Which lines of the entries below contain the string "developer"? Copy each one.

─── Entries provided

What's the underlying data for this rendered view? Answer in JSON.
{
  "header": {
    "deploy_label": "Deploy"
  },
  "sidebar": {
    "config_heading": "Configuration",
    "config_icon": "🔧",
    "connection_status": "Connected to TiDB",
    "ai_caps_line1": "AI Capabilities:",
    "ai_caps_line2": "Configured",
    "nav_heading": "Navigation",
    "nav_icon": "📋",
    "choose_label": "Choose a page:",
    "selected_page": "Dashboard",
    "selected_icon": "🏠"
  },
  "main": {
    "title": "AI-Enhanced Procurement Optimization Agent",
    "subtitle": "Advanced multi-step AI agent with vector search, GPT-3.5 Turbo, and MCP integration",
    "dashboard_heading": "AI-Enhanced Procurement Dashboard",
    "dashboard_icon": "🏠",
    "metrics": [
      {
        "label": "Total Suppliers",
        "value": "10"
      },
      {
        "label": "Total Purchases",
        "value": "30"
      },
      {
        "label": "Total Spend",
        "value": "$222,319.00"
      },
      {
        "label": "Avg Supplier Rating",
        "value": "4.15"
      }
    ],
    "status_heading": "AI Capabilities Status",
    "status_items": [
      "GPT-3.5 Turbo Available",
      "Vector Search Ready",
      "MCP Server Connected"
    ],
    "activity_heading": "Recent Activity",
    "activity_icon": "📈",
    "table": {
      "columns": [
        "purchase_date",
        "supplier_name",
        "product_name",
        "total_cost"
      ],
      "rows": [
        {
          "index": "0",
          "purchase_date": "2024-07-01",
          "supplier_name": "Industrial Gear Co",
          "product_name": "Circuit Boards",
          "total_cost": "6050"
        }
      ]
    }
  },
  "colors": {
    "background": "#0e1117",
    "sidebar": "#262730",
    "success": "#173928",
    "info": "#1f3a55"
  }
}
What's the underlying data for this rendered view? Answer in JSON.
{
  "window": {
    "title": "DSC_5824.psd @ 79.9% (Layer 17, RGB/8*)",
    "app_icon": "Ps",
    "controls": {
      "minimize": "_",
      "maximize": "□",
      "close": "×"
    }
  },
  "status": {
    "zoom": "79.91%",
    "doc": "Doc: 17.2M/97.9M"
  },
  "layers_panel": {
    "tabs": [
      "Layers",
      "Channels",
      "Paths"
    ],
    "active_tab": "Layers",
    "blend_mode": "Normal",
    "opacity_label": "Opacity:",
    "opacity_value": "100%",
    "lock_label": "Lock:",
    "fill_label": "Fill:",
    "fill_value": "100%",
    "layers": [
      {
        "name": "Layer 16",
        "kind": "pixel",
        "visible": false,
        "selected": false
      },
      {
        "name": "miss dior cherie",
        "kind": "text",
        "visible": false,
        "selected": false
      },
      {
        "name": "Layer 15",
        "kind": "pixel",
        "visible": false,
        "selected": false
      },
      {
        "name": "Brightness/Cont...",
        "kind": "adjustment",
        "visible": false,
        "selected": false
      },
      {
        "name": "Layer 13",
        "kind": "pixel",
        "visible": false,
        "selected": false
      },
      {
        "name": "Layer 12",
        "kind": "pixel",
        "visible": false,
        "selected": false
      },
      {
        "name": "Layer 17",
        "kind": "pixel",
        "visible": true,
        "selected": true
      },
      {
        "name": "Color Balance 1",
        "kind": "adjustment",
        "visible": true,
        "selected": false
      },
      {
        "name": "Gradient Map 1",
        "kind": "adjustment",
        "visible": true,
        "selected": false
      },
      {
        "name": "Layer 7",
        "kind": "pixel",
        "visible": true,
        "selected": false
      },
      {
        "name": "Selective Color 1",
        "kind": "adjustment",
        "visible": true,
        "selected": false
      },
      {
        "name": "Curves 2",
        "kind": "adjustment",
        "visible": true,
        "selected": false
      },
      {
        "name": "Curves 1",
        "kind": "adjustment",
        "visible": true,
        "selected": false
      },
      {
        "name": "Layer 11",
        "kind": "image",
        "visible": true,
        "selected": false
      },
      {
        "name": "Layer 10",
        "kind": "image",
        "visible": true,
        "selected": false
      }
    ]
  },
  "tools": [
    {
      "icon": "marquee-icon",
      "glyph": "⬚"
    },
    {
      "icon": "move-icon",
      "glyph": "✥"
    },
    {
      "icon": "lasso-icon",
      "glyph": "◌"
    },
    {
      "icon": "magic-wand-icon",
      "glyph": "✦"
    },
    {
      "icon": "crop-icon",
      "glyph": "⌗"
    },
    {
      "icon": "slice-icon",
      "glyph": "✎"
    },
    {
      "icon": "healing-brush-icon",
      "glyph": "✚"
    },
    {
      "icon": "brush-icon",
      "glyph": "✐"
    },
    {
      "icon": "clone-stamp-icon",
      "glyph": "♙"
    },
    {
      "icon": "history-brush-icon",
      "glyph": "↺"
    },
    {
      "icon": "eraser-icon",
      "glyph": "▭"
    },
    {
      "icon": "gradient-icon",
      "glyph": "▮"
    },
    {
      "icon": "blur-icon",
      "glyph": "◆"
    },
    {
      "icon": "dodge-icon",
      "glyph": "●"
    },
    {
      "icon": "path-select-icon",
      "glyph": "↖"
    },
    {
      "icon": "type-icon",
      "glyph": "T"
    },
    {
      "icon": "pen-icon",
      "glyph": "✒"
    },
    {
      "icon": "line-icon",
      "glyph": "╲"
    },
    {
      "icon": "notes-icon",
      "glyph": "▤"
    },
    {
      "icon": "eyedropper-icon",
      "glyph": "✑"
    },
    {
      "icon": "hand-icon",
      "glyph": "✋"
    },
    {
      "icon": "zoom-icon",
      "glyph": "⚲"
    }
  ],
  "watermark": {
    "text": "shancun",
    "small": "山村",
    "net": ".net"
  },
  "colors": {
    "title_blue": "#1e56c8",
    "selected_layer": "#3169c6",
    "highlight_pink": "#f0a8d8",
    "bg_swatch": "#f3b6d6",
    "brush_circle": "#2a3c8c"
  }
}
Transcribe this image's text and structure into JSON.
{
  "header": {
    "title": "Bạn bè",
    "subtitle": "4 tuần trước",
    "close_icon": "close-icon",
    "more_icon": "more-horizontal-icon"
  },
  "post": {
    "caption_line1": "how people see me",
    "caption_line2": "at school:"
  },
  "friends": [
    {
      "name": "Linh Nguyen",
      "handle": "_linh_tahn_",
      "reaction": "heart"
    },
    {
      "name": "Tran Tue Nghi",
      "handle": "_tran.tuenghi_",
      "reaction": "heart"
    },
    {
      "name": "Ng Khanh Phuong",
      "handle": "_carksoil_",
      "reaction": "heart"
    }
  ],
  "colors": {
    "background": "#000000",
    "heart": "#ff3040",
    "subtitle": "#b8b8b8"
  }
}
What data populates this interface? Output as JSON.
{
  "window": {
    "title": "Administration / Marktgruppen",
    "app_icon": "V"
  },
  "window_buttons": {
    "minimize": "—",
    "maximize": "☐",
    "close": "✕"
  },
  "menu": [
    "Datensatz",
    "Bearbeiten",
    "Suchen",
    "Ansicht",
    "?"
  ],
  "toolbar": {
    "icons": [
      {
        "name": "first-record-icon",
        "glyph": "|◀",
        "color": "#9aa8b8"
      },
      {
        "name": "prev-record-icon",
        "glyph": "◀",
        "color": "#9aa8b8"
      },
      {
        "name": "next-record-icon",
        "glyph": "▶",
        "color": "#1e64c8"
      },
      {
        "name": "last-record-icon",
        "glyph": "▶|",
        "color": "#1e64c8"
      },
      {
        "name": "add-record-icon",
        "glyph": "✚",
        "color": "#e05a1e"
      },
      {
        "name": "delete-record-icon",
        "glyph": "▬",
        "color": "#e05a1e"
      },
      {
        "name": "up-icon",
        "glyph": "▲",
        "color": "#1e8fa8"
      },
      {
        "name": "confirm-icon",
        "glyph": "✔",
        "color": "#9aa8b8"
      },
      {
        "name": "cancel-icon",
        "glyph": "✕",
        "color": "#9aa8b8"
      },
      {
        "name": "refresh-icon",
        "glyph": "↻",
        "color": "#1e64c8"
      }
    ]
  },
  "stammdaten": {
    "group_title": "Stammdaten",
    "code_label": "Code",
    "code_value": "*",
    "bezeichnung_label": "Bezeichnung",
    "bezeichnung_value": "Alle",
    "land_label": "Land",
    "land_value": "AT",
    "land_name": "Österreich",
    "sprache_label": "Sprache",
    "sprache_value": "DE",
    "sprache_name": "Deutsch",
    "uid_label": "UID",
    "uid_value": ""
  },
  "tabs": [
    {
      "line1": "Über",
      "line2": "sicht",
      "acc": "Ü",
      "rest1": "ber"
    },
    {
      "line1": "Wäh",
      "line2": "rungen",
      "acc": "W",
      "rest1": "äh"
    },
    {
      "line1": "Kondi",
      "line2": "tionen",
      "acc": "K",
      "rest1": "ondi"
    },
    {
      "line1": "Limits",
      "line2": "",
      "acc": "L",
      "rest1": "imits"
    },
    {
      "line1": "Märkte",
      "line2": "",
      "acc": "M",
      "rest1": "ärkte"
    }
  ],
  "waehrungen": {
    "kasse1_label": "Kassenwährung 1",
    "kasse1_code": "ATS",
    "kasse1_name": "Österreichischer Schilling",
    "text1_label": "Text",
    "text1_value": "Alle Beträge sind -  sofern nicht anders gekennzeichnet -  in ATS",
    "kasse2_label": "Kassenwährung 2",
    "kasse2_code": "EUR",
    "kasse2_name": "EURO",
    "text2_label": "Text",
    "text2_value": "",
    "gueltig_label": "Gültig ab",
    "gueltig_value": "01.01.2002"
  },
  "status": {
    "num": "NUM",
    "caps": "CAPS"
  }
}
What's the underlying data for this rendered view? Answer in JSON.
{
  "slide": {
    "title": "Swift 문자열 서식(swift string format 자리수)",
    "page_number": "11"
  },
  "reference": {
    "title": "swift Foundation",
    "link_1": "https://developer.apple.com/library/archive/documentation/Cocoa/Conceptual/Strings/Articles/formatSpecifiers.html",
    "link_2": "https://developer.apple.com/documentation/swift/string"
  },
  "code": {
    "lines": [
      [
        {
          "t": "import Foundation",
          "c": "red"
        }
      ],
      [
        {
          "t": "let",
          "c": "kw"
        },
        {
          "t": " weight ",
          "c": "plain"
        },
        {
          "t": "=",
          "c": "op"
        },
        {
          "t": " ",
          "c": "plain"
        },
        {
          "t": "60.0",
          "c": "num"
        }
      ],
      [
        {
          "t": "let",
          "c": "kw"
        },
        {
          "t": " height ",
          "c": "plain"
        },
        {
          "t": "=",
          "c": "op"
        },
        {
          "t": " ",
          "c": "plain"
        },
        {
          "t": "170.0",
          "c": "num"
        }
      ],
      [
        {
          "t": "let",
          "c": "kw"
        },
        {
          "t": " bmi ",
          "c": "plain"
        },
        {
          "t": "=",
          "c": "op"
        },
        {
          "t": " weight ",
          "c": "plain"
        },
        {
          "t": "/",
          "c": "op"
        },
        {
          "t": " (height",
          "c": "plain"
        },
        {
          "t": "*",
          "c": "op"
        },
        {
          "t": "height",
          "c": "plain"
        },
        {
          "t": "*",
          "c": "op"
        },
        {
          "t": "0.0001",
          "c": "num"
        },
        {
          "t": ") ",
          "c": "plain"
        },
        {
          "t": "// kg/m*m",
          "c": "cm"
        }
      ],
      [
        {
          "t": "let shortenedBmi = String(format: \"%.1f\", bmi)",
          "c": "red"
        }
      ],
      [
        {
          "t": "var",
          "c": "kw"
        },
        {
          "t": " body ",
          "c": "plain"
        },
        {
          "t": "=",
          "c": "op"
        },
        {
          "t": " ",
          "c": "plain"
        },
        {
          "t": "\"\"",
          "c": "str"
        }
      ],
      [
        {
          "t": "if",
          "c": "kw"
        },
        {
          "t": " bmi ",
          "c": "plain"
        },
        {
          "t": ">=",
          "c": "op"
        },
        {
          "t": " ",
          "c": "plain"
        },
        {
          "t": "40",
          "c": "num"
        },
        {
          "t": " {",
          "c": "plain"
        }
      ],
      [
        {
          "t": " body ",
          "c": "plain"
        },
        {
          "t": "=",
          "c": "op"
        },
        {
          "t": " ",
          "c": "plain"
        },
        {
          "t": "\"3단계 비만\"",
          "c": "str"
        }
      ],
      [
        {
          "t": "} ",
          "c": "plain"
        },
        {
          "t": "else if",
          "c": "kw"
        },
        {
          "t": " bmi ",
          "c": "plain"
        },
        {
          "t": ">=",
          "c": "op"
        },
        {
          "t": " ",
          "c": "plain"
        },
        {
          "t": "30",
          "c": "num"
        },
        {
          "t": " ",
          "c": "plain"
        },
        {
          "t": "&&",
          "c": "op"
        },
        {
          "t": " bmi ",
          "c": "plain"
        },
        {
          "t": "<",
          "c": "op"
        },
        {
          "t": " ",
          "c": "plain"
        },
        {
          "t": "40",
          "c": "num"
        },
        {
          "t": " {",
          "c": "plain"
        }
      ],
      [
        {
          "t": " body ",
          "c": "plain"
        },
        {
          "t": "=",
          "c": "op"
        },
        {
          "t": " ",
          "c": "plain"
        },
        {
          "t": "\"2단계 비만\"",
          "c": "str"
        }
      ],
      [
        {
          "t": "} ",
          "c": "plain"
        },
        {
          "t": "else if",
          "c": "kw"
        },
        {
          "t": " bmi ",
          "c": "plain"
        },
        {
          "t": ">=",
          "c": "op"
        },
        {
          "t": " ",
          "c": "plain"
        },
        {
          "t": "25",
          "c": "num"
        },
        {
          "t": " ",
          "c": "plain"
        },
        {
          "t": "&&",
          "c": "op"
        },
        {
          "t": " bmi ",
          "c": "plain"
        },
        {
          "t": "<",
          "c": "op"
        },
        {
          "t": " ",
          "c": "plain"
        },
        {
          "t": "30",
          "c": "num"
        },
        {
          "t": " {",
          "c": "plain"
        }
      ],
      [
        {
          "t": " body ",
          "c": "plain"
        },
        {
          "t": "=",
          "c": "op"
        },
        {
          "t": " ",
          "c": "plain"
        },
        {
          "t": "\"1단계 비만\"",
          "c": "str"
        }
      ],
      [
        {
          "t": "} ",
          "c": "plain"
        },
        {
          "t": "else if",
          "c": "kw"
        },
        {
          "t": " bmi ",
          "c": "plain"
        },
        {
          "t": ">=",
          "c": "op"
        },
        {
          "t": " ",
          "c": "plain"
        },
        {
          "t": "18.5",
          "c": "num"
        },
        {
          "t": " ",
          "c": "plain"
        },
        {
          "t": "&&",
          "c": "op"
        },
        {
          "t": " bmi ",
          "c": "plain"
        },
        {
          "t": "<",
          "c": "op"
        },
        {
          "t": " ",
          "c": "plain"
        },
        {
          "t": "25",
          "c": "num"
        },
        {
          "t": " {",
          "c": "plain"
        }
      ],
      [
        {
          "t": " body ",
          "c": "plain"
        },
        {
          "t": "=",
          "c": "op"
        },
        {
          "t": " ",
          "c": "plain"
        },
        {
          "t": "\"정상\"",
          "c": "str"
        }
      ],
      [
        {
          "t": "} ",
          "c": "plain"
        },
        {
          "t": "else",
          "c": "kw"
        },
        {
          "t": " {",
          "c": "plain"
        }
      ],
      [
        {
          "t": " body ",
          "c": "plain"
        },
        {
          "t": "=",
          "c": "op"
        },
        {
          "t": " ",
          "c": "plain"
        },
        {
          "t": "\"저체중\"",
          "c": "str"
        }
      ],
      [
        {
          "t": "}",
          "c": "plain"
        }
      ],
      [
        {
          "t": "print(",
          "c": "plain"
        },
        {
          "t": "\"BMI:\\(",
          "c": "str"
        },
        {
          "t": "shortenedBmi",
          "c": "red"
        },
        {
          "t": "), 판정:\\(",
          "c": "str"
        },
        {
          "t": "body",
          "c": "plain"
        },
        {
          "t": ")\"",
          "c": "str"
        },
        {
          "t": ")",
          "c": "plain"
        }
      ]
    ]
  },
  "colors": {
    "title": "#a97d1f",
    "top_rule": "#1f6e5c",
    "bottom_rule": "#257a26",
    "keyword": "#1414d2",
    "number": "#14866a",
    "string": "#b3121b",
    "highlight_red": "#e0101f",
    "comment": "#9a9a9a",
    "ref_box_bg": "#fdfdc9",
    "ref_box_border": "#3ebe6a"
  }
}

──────

__Result__.
    "link_1": "https://developer.apple.com/library/archive/documentation/Cocoa/Conceptual/Strings/Articles/formatSpecifiers.html",
    "link_2": "https://developer.apple.com/documentation/swift/string"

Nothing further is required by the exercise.